    2. The problem with discussing these sorts of things is that there are two realities that we must deal with. To provide an example, it's similar to using a computer. All a computer can do manipulate memory. Every program is a series of instructions (which are memory themselves) that when executed modify, move, and erase memory in a specific way. When you just look at the machine code every program seems to be very linear and it's difficult to see what all of these commands are doing.

      On the other hand, look at any program you use on a regular basis. It does not appear to be a whole load of machine code. There is text, color, pictures, tool bars, etc. There might be a complex user interface with many different options, or you may be playing a game like Skyrim where you can do almost anything.

      Now which interpretation is real? Which one is the correct view of a computer program? Both! There's nothing about the machine code that makes it less real than the program that is seen, and vice versa. In fact, for either to be, the other must exist.

      The Universe is a collection of laws that affect various 'things'. The relationship between these laws and that which they affect is what ultimately gives us the reality that you and I interpret. The Standard Model of Physics, which doesn't seem to allow multiple diverging paths (unless you want to get into string theory and the multiverse, which is an idea still in its infancy, and it's hard to say whether or not it may be valid), is no less real than the reality you and I perceive, which does seem to allow different outcomes to arise depending which path an entity takes. In fact, they both are dependent upon the other.

      So when there are multiple ways a situation may unfold, and the situation occurs a specific way as a result of my involvement in it, when from my perspective it could unfold a completely different way, there was a choice on my part. I had free will. However, when you look at the individual fermions and which compose me and everything else, there appears to be no choice at all.

      A problem occurs when one takes these two realities in at the same time. Do they seem a bit contradictory? Don't worry, Quantum Mechanics and the Theory of Relativity don't work together either. They have specific domains which they apply to, but they shouldn't be used outside of that. This is the exact same situation. Knowing that the Universe is rather deterministic (Not really, since elementary particles are somewhat unpredictable, but that doesn't change the argument), changes nothing about how one should view life. However, it's still useful to understand this other reality (if it can be understood), since the reality we are most familiar with often takes a similar form. (Not always.)

      (Note: I am no Physicist, nor a Philosopher. I do have quite a bit of experience with the whole being human thing, but who doesn't? There probably are some inaccuracies with what I said, feel free to correct me on any of that. I do believe that when you look at anything at as simple a level as possible, the truth (or something similar to it) will inevitably be found.
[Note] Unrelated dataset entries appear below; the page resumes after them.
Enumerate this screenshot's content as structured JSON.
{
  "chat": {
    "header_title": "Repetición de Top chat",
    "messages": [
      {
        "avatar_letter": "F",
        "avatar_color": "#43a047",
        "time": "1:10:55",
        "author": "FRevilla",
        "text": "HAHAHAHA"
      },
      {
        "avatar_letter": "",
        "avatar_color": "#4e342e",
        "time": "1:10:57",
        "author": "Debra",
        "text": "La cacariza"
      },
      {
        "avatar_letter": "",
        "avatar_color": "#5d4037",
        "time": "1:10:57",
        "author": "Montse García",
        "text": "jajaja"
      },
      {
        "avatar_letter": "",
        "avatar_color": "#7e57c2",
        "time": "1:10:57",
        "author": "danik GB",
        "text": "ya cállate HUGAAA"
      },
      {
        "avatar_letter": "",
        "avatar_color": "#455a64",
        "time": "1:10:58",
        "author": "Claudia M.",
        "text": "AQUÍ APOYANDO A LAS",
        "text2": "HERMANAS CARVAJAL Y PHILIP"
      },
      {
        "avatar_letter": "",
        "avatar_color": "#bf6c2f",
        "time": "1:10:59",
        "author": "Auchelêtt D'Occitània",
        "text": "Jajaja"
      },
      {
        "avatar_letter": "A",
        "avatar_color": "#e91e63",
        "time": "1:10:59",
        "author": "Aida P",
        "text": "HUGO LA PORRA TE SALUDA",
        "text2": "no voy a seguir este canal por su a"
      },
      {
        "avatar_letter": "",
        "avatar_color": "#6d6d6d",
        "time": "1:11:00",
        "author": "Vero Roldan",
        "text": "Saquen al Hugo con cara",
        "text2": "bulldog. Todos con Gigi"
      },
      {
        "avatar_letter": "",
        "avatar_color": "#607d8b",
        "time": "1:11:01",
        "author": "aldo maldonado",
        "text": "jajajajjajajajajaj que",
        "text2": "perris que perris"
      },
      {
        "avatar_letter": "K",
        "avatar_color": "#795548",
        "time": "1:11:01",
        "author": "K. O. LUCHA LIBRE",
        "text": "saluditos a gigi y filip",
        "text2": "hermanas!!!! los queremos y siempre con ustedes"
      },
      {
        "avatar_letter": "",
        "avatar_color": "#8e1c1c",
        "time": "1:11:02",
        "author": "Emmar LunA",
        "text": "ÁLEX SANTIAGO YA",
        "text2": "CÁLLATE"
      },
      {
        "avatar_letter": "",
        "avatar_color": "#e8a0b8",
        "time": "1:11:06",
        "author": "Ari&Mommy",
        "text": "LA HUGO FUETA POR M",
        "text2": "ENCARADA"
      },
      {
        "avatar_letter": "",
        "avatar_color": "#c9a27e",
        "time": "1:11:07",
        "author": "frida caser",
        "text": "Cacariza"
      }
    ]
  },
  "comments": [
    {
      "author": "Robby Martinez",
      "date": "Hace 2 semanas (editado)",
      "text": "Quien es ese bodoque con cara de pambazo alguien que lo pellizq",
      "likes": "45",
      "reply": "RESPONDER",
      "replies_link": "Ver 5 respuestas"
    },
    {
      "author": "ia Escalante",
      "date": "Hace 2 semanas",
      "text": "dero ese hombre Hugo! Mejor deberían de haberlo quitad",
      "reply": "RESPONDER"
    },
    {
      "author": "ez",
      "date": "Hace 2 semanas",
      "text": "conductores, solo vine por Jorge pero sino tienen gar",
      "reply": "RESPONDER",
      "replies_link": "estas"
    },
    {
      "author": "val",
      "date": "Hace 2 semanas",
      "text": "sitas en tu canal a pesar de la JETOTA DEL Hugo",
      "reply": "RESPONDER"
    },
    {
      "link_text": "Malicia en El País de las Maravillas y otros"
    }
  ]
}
Problems arise when one either can't reach the simplest level, or has broken things down to a simpler, but still complex level, then proceeds to label it as the simplest level. I don't believe what we know is the simplest level of things, but I do believe that it is simple enough that valid conclusions can be made. Correct me if I'm wrong.)